Assigned task =
Could you write out every entry exactly as it stands?

[Dataset records]
* * * *
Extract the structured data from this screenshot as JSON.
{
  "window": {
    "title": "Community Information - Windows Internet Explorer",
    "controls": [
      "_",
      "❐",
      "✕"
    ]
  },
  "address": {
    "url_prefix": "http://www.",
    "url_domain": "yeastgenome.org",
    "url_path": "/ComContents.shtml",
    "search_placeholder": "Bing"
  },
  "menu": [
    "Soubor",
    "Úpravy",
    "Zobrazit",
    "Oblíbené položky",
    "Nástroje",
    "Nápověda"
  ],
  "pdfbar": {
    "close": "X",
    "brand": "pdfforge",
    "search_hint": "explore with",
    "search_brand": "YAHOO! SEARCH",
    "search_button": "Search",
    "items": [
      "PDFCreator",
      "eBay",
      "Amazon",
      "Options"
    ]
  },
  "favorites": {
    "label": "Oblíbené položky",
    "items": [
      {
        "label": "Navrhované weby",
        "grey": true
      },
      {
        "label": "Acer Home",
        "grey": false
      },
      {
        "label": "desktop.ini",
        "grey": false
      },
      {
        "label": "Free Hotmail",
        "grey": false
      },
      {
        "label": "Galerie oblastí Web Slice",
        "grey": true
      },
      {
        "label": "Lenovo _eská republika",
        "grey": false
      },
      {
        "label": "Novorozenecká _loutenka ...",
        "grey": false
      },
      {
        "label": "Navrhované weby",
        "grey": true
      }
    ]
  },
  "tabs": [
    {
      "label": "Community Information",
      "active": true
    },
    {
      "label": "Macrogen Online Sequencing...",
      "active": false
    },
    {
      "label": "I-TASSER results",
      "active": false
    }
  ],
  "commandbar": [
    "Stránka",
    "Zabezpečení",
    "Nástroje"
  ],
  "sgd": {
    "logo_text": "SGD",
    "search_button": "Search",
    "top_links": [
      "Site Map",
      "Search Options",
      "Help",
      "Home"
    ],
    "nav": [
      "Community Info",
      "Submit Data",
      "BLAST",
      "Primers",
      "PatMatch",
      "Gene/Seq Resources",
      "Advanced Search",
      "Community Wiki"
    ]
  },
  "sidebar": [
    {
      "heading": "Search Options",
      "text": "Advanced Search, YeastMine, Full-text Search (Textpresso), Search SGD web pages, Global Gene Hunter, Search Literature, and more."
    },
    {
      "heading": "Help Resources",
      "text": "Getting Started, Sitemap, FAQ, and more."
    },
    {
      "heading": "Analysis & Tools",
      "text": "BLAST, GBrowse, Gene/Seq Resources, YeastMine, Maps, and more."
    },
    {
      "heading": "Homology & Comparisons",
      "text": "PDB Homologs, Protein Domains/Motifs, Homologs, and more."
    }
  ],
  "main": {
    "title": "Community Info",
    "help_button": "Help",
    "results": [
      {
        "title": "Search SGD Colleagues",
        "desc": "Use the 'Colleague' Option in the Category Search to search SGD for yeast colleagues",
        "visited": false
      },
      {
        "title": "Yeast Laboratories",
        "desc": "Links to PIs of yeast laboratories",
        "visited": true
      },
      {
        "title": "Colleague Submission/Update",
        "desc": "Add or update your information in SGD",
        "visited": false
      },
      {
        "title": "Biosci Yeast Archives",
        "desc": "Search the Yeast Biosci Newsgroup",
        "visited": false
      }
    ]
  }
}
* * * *
Answer area =
Extract the structured data from this screenshot as JSON.
{
  "window": {
    "title": "Community Information - Windows Internet Explorer",
    "controls": [
      "_",
      "❐",
      "✕"
    ]
  },
  "address": {
    "url_prefix": "http://www.",
    "url_domain": "yeastgenome.org",
    "url_path": "/ComContents.shtml",
    "search_placeholder": "Bing"
  },
  "menu": [
    "Soubor",
    "Úpravy",
    "Zobrazit",
    "Oblíbené položky",
    "Nástroje",
    "Nápověda"
  ],
  "pdfbar": {
    "close": "X",
    "brand": "pdfforge",
    "search_hint": "explore with",
    "search_brand": "YAHOO! SEARCH",
    "search_button": "Search",
    "items": [
      "PDFCreator",
      "eBay",
      "Amazon",
      "Options"
    ]
  },
  "favorites": {
    "label": "Oblíbené položky",
    "items": [
      {
        "label": "Navrhované weby",
        "grey": true
      },
      {
        "label": "Acer Home",
        "grey": false
      },
      {
        "label": "desktop.ini",
        "grey": false
      },
      {
        "label": "Free Hotmail",
        "grey": false
      },
      {
        "label": "Galerie oblastí Web Slice",
        "grey": true
      },
      {
        "label": "Lenovo _eská republika",
        "grey": false
      },
      {
        "label": "Novorozenecká _loutenka ...",
        "grey": false
      },
      {
        "label": "Navrhované weby",
        "grey": true
      }
    ]
  },
  "tabs": [
    {
      "label": "Community Information",
      "active": true
    },
    {
      "label": "Macrogen Online Sequencing...",
      "active": false
    },
    {
      "label": "I-TASSER results",
      "active": false
    }
  ],
  "commandbar": [
    "Stránka",
    "Zabezpečení",
    "Nástroje"
  ],
  "sgd": {
    "logo_text": "SGD",
    "search_button": "Search",
    "top_links": [
      "Site Map",
      "Search Options",
      "Help",
      "Home"
    ],
    "nav": [
      "Community Info",
      "Submit Data",
      "BLAST",
      "Primers",
      "PatMatch",
      "Gene/Seq Resources",
      "Advanced Search",
      "Community Wiki"
    ]
  },
  "sidebar": [
    {
      "heading": "Search Options",
      "text": "Advanced Search, YeastMine, Full-text Search (Textpresso), Search SGD web pages, Global Gene Hunter, Search Literature, and more."
    },
    {
      "heading": "Help Resources",
      "text": "Getting Started, Sitemap, FAQ, and more."
    },
    {
      "heading": "Analysis & Tools",
      "text": "BLAST, GBrowse, Gene/Seq Resources, YeastMine, Maps, and more."
    },
    {
      "heading": "Homology & Comparisons",
      "text": "PDB Homologs, Protein Domains/Motifs, Homologs, and more."
    }
  ],
  "main": {
    "title": "Community Info",
    "help_button": "Help",
    "results": [
      {
        "title": "Search SGD Colleagues",
        "desc": "Use the 'Colleague' Option in the Category Search to search SGD for yeast colleagues",
        "visited": false
      },
      {
        "title": "Yeast Laboratories",
        "desc": "Links to PIs of yeast laboratories",
        "visited": true
      },
      {
        "title": "Colleague Submission/Update",
        "desc": "Add or update your information in SGD",
        "visited": false
      },
      {
        "title": "Biosci Yeast Archives",
        "desc": "Search the Yeast Biosci Newsgroup",
        "visited": false
      }
    ]
  }
}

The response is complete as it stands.